[Collection entries]
>>>
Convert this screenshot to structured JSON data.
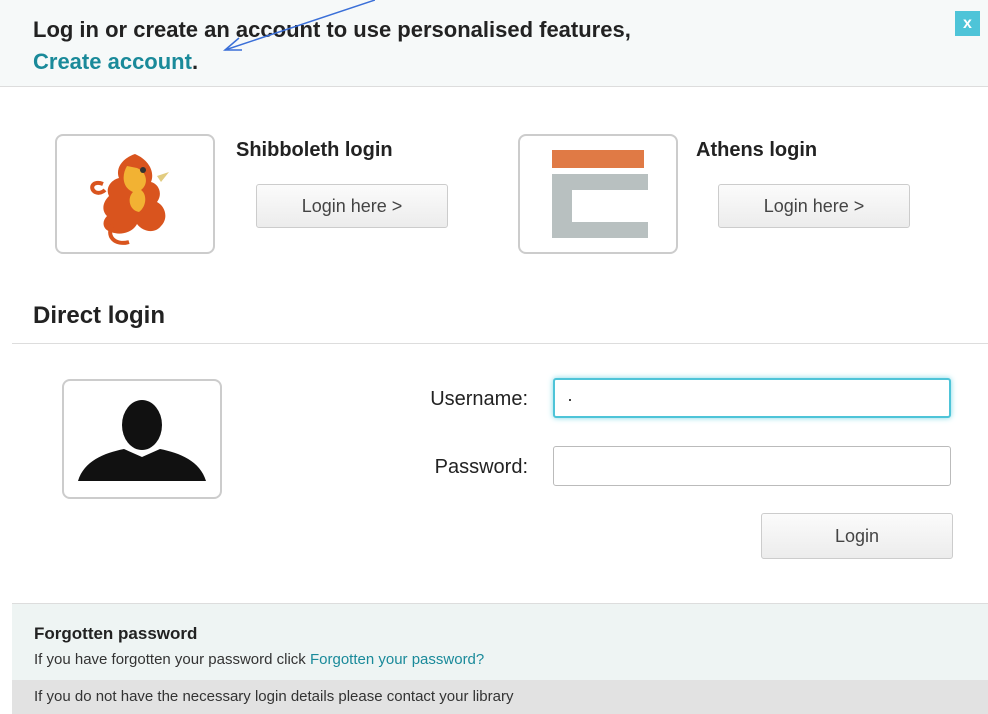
{
  "header": {
    "prompt": "Log in or create an account to use personalised features,",
    "create_account": "Create account",
    "punct": ".",
    "close_label": "x"
  },
  "shibboleth": {
    "title": "Shibboleth login",
    "button": "Login here >"
  },
  "athens": {
    "title": "Athens login",
    "button": "Login here >"
  },
  "direct": {
    "title": "Direct login",
    "username_label": "Username:",
    "username_value": "·",
    "password_label": "Password:",
    "password_value": "",
    "login_button": "Login"
  },
  "forgot": {
    "title": "Forgotten password",
    "text": "If you have forgotten your password click ",
    "link": "Forgotten your password?"
  },
  "footer": {
    "text": "If you do not have the necessary login details please contact your library"
  },
  "colors": {
    "accent": "#4ec4d8",
    "link": "#1a8a9a",
    "athens_orange": "#e07a45",
    "athens_gray": "#b8c0c0"
  }
}
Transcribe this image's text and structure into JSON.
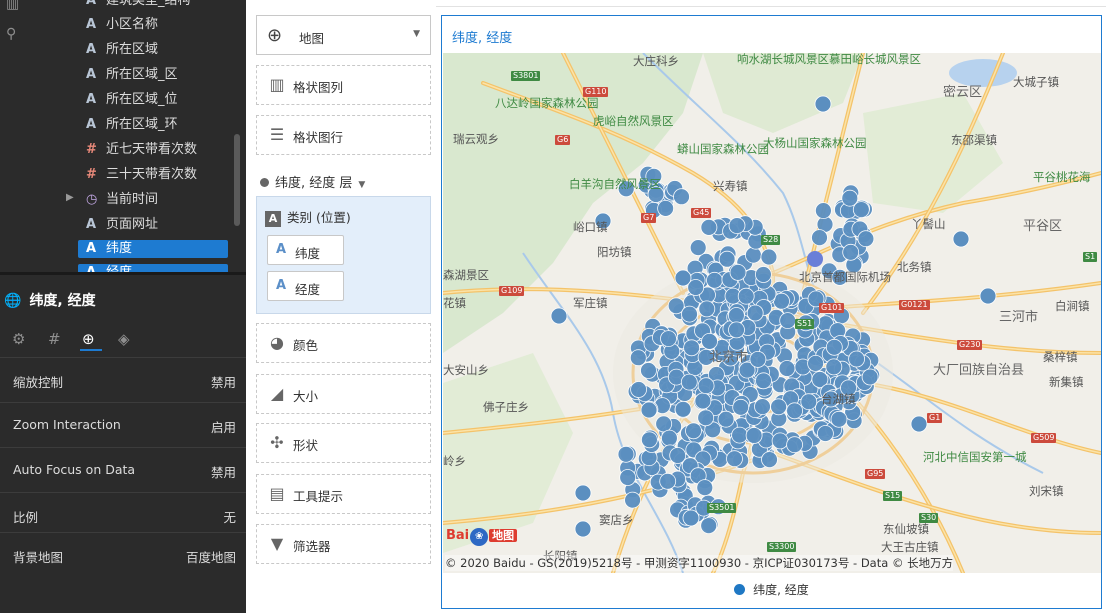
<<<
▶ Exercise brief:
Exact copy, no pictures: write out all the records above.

▶ Task response:
Convert this screenshot to structured JSON data.
{
  "header": {
    "prompt": "Log in or create an account to use personalised features,",
    "create_account": "Create account",
    "punct": ".",
    "close_label": "x"
  },
  "shibboleth": {
    "title": "Shibboleth login",
    "button": "Login here >"
  },
  "athens": {
    "title": "Athens login",
    "button": "Login here >"
  },
  "direct": {
    "title": "Direct login",
    "username_label": "Username:",
    "username_value": "·",
    "password_label": "Password:",
    "password_value": "",
    "login_button": "Login"
  },
  "forgot": {
    "title": "Forgotten password",
    "text": "If you have forgotten your password click ",
    "link": "Forgotten your password?"
  },
  "footer": {
    "text": "If you do not have the necessary login details please contact your library"
  },
  "colors": {
    "accent": "#4ec4d8",
    "link": "#1a8a9a",
    "athens_orange": "#e07a45",
    "athens_gray": "#b8c0c0"
  }
}
Transcribe this image's text and structure into JSON.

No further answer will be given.